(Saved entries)
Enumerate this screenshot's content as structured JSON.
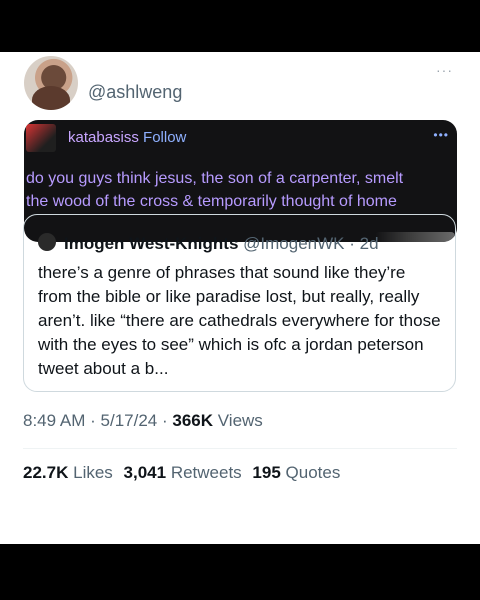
{
  "author": {
    "handle": "@ashlweng"
  },
  "more_label": "···",
  "media": {
    "username": "katabasiss",
    "follow": "Follow",
    "dots": "•••",
    "text_line1": "do you guys think jesus, the son of a carpenter, smelt",
    "text_line2": "the wood of the cross & temporarily thought of home"
  },
  "quote": {
    "name": "Imogen West-Knights",
    "handle": "@ImogenWK",
    "separator": "·",
    "age": "2d",
    "body": "there’s a genre of phrases that sound like they’re from the bible or like paradise lost, but really, really aren’t. like “there are cathedrals everywhere for those with the eyes to see” which is ofc a jordan peterson tweet about a b..."
  },
  "timeline": {
    "time": "8:49 AM",
    "separator": "·",
    "date": "5/17/24",
    "views_count": "366K",
    "views_label": "Views"
  },
  "stats": {
    "likes_count": "22.7K",
    "likes_label": "Likes",
    "retweets_count": "3,041",
    "retweets_label": "Retweets",
    "quotes_count": "195",
    "quotes_label": "Quotes"
  }
}
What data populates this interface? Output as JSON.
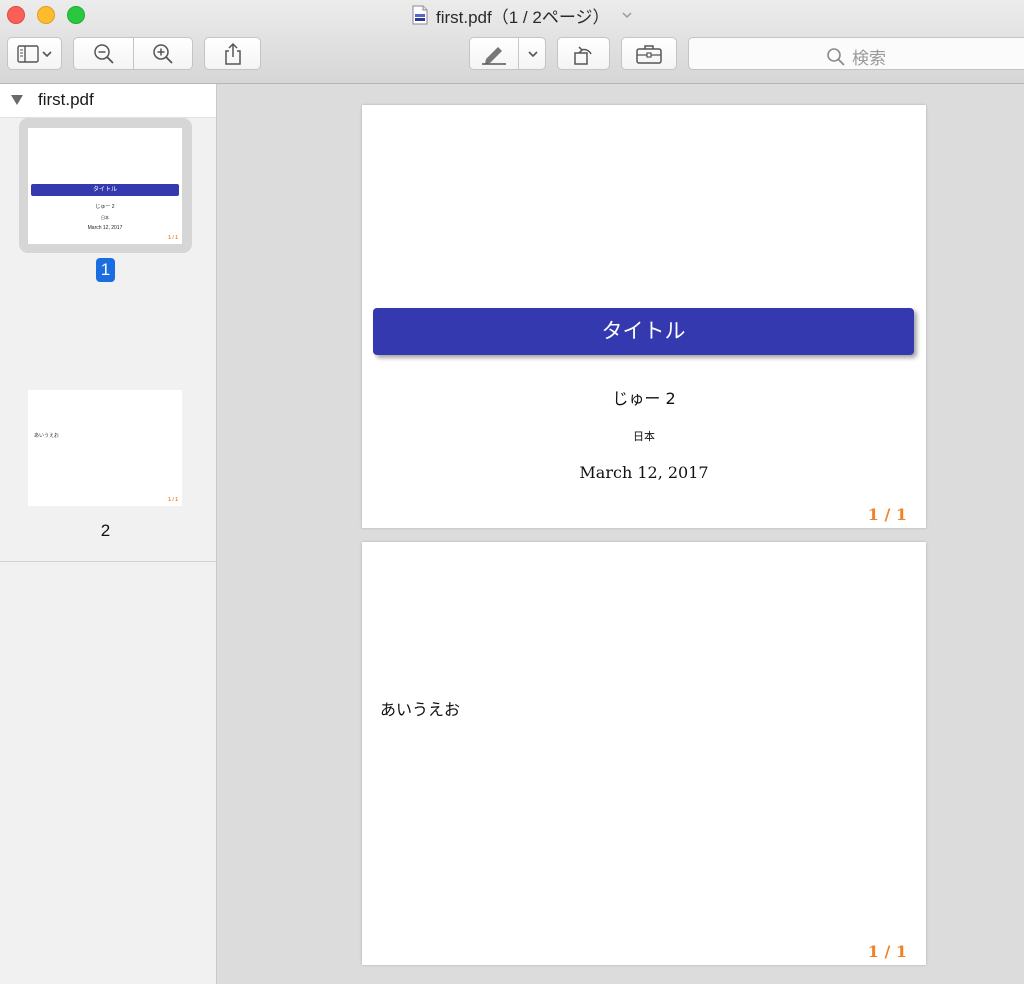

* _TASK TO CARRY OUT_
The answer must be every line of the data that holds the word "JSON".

* _ANSWER AREA_
Enumerate this screenshot's content as structured JSON.
What data populates this interface? Output as JSON.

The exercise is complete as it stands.